SAN DIEGO – Surf is definitely up in San Diego politics.
Donna Frye (search), a surfer who sports long blonde hair and refuses to get a driver's license, is riding a wave of write-in votes for mayor that could sweep aside two graying 60-something Republicans and carry her into City Hall. The surf-shop owner has capitalized on a confluence of circumstances, including a financial scandal that threatens San Diego with bankruptcy.
The votes have not been completely tallied, but so far, the write-in ballots lead with 35 percent of the vote; Mayor Dick Murphy (search) has 34 percent. The overwhelming majority of write-ins are expected to be for Frye, 52, who is "extremely optimistic" she will win once all the ballots are counted.
Frye, a Democrat, campaigned on change in this historically Republican seaside city of 1.3 million people, the nation's seventh largest.
Murphy was beset by a deepening scandal that has prompted federal investigations into whether officials hid bad news about an underfunded retirement plan from investors and taxpayers.

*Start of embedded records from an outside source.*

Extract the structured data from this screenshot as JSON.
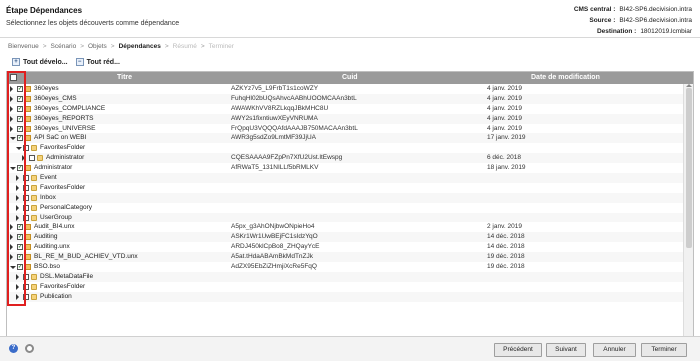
{
  "header": {
    "title": "Étape Dépendances",
    "subtitle": "Sélectionnez les objets découverts comme dépendance",
    "meta": [
      {
        "label": "CMS central :",
        "value": "BI42-SP6.decivision.intra"
      },
      {
        "label": "Source :",
        "value": "BI42-SP6.decivision.intra"
      },
      {
        "label": "Destination :",
        "value": "18012019.lcmbiar"
      }
    ]
  },
  "breadcrumb": {
    "items": [
      "Bienvenue",
      "Scénario",
      "Objets",
      "Dépendances",
      "Résumé",
      "Terminer"
    ],
    "sep": ">"
  },
  "toolbar": {
    "expand_label": "Tout dévelo...",
    "collapse_label": "Tout réd..."
  },
  "grid": {
    "columns": [
      "Titre",
      "Cuid",
      "Date de modification"
    ],
    "rows": [
      {
        "title": "360eyes",
        "cuid": "AZKYz7v5_L9FrbT1s1coWZY",
        "date": "4 janv. 2019",
        "type": "doc"
      },
      {
        "title": "360eyes_CMS",
        "cuid": "FuhqHl02bUQsAhvcAABhUOOMCAAn3btL",
        "date": "4 janv. 2019",
        "type": "doc"
      },
      {
        "title": "360eyes_COMPLIANCE",
        "cuid": "AWAWKhVV8RZLkqqJBkMHC8U",
        "date": "4 janv. 2019",
        "type": "doc"
      },
      {
        "title": "360eyes_REPORTS",
        "cuid": "AWY2s1fixntiuwXEyVNRUMA",
        "date": "4 janv. 2019",
        "type": "doc"
      },
      {
        "title": "360eyes_UNIVERSE",
        "cuid": "FrQpqU3VQQQAfdAAAJB750MACAAn3btL",
        "date": "4 janv. 2019",
        "type": "doc"
      },
      {
        "title": "API SaC on WEBI",
        "cuid": "AWR3g5sdZo9LmtMF39JjUA",
        "date": "17 janv. 2019",
        "type": "doc"
      },
      {
        "title": "FavoritesFolder",
        "cuid": "",
        "date": "",
        "type": "fold"
      },
      {
        "title": "Administrator",
        "cuid": "CQESAAAA9FZpPn7XfU2Ust.ltEwspg",
        "date": "6 déc. 2018",
        "type": "fold"
      },
      {
        "title": "Administrator",
        "cuid": "AfRWaT5_131NILLf5bRMLKV",
        "date": "18 janv. 2019",
        "type": "doc"
      },
      {
        "title": "Event",
        "cuid": "",
        "date": "",
        "type": "fold"
      },
      {
        "title": "FavoritesFolder",
        "cuid": "",
        "date": "",
        "type": "fold"
      },
      {
        "title": "Inbox",
        "cuid": "",
        "date": "",
        "type": "fold"
      },
      {
        "title": "PersonalCategory",
        "cuid": "",
        "date": "",
        "type": "fold"
      },
      {
        "title": "UserGroup",
        "cuid": "",
        "date": "",
        "type": "fold"
      },
      {
        "title": "Audit_BI4.unx",
        "cuid": "A5px_g3AhONjbwONpieHo4",
        "date": "2 janv. 2019",
        "type": "doc"
      },
      {
        "title": "Auditing",
        "cuid": "ASKr1Wr1UwBEjFC1sIdzYqO",
        "date": "14 déc. 2018",
        "type": "doc"
      },
      {
        "title": "Auditing.unx",
        "cuid": "ARDJ450klCpBo8_ZHQayYcE",
        "date": "14 déc. 2018",
        "type": "doc"
      },
      {
        "title": "BL_RE_M_BUD_ACHIEV_VTD.unx",
        "cuid": "A5at.tHdaABAmBkMdTnZJk",
        "date": "19 déc. 2018",
        "type": "doc"
      },
      {
        "title": "BSO.bso",
        "cuid": "AdZX95EbZiZHmjiXcRe5FqQ",
        "date": "19 déc. 2018",
        "type": "doc"
      },
      {
        "title": "DSL.MetaDataFile",
        "cuid": "",
        "date": "",
        "type": "fold"
      },
      {
        "title": "FavoritesFolder",
        "cuid": "",
        "date": "",
        "type": "fold"
      },
      {
        "title": "Publication",
        "cuid": "",
        "date": "",
        "type": "fold"
      }
    ]
  },
  "footer": {
    "prev_label": "Précédent",
    "next_label": "Suivant",
    "cancel_label": "Annuler",
    "finish_label": "Terminer"
  },
  "colors": {
    "highlight": "#e02020",
    "header_bg": "#9a9a9a"
  }
}
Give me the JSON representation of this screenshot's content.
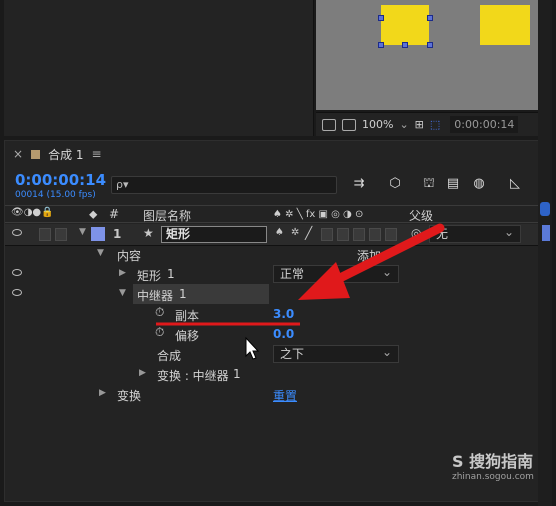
{
  "viewer": {
    "zoom": "100%",
    "timecode": "0:00:00:14"
  },
  "timeline": {
    "tab_close": "×",
    "tab_title": "合成 1",
    "tab_menu": "≡",
    "timecode": "0:00:00:14",
    "frame_info": "00014 (15.00 fps)",
    "search_placeholder": "ρ▾"
  },
  "columns": {
    "hash": "#",
    "layer_name": "图层名称",
    "switches": "♠ ✲ ╲ fx ▣ ◎ ◑ ⊙",
    "parent": "父级"
  },
  "layer": {
    "number": "1",
    "star": "★",
    "name": "矩形",
    "parent_value": "无"
  },
  "properties": {
    "contents": "内容",
    "add_label": "添加:",
    "rect": "矩形",
    "rect_num": "1",
    "rect_mode": "正常",
    "repeater": "中继器",
    "repeater_num": "1",
    "copies": "副本",
    "copies_value": "3.0",
    "offset": "偏移",
    "offset_value": "0.0",
    "composite": "合成",
    "composite_value": "之下",
    "transform_repeater": "变换 : 中继器",
    "transform_repeater_num": "1",
    "transform": "变换",
    "reset": "重置"
  },
  "watermark": {
    "logo": "S 搜狗指南",
    "url": "zhinan.sogou.com"
  },
  "colors": {
    "accent_blue": "#3b8cff",
    "annotation_red": "#e0191b",
    "shape_yellow": "#f2d81a",
    "layer_label": "#7e93e8"
  }
}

Murphy repeatedly was forced to deny rumors that the city faced bankruptcy. Five days before the vote, talks between the city and its new auditor appeared to break down.
Add to that, three of nine City Council members were indicted last year on federal charges of taking bribes from a strip-club owner who sought to ease restrictions on touching dancers. Two pleaded not guilty and remain in office, while the third pleaded not guilty but charges were dropped after he died in August of liver illness.

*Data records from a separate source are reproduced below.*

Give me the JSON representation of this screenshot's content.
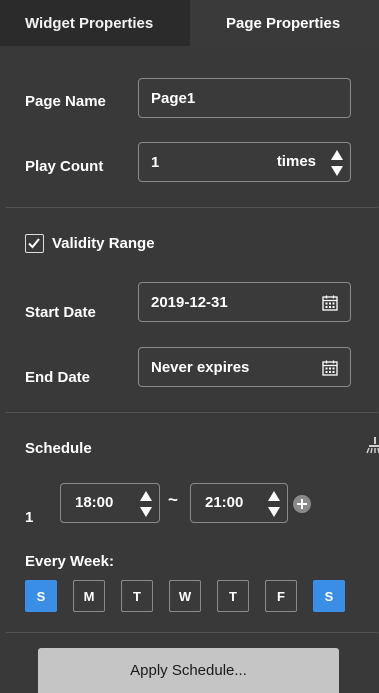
{
  "tabs": {
    "widget": "Widget Properties",
    "page": "Page Properties"
  },
  "page_name": {
    "label": "Page Name",
    "value": "Page1"
  },
  "play_count": {
    "label": "Play Count",
    "value": "1",
    "unit": "times"
  },
  "validity": {
    "label": "Validity Range",
    "checked": true
  },
  "start_date": {
    "label": "Start Date",
    "value": "2019-12-31"
  },
  "end_date": {
    "label": "End Date",
    "value": "Never expires"
  },
  "schedule": {
    "label": "Schedule",
    "row_index": "1",
    "start_time": "18:00",
    "separator": "~",
    "end_time": "21:00"
  },
  "every_week": {
    "label": "Every Week:",
    "days": [
      {
        "label": "S",
        "selected": true
      },
      {
        "label": "M",
        "selected": false
      },
      {
        "label": "T",
        "selected": false
      },
      {
        "label": "W",
        "selected": false
      },
      {
        "label": "T",
        "selected": false
      },
      {
        "label": "F",
        "selected": false
      },
      {
        "label": "S",
        "selected": true
      }
    ]
  },
  "apply_button": "Apply Schedule...",
  "colors": {
    "panel": "#393939",
    "accent": "#3a8ee6",
    "button": "#c5c5c5"
  }
}
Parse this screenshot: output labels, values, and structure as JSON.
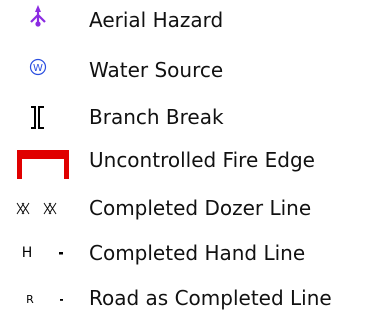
{
  "legend": {
    "items": [
      {
        "label": "Aerial Hazard",
        "icon": "aerial-hazard-icon",
        "color": "#8B2BE2"
      },
      {
        "label": "Water Source",
        "icon": "water-source-icon",
        "symbol_text": "W",
        "color": "#2B4FE0"
      },
      {
        "label": "Branch Break",
        "icon": "branch-break-icon",
        "color": "#000000"
      },
      {
        "label": "Uncontrolled Fire Edge",
        "icon": "uncontrolled-fire-edge-icon",
        "color": "#E00000"
      },
      {
        "label": "Completed Dozer Line",
        "icon": "completed-dozer-line-icon",
        "color": "#000000"
      },
      {
        "label": "Completed Hand Line",
        "icon": "completed-hand-line-icon",
        "symbol_text": "H",
        "color": "#000000"
      },
      {
        "label": "Road as Completed Line",
        "icon": "road-as-completed-line-icon",
        "symbol_text": "R",
        "color": "#000000"
      }
    ]
  }
}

"Everybody's sort of feeling bad about being in San Diego," Frye said at a campaign stop last week. "Right now, what we need to do in this city is lighten up a little. In fact, we need to lighten up a whole lot."
Frye was a striking contrast to her opponents. She sports weathered skin, speaks in surfer-lingo and wears colorful suits; Murphy and fellow candidate Ron Roberts (search), a San Diego County supervisor, have a penchant for dark suits and have worked in government for years. Frye, the wife of legendary surfer Skip Frye, was elected to the City Council three years ago.
She differed with her opponents on hot-button social questions. Murphy and Roberts backed keeping a Boy Scout camp in a city park; Frye supported those who say the group discriminates against gays and atheists. Murphy and Roberts opposed plans to distribute clean needles to potential drug users; Frye argued doing so would reduce the spread of AIDS (search) and other diseases.
"Basically the Republicans split the vote and the Democrats all rallied around one person," said Sam Hardage, former chairman of the San Diego County Republican Party.
Frye often is on the losing end of lopsided City Council votes. In 2002 she was the lone dissenter in a vote to enhance retirement benefits -- one that Murphy said he regretted. She boycotts some closed-door meetings to protest what she considers a culture of secrecy at City Hall.
Frye's performance on the stump was unpolished. Last week, apologizing for her late arrival before a group at the San Diego Art Institute, she choked up as she explained that a neighbor's health had suddenly deteriorated. Minutes later, she offered unusual ideas about how to spruce up the city -- from playing music at traffic crossings to putting up a moving, octopus sculpture near a traffic-clogged bridge.
"That was about the most rambling, incoherent thing I've ever heard her say, but it was genuine, and I think that's what people wanted to hear," said Steve Hadley, her chief of staff.
And as votes were being counted Wednesday, Frye presided over a leisurely-paced news conference wearing a lei of plumerias and promising to help bring San Diego some "aloha spirit." She didn't know if her opponents had called to discuss the results because she spent the morning after the election tending to a water leak at home.
"In my heart of hearts, I'm sure Murphy and Roberts have plumbing problems too, but they don't talk about it," said Hadley. "She just kind of opens her mouth and says things."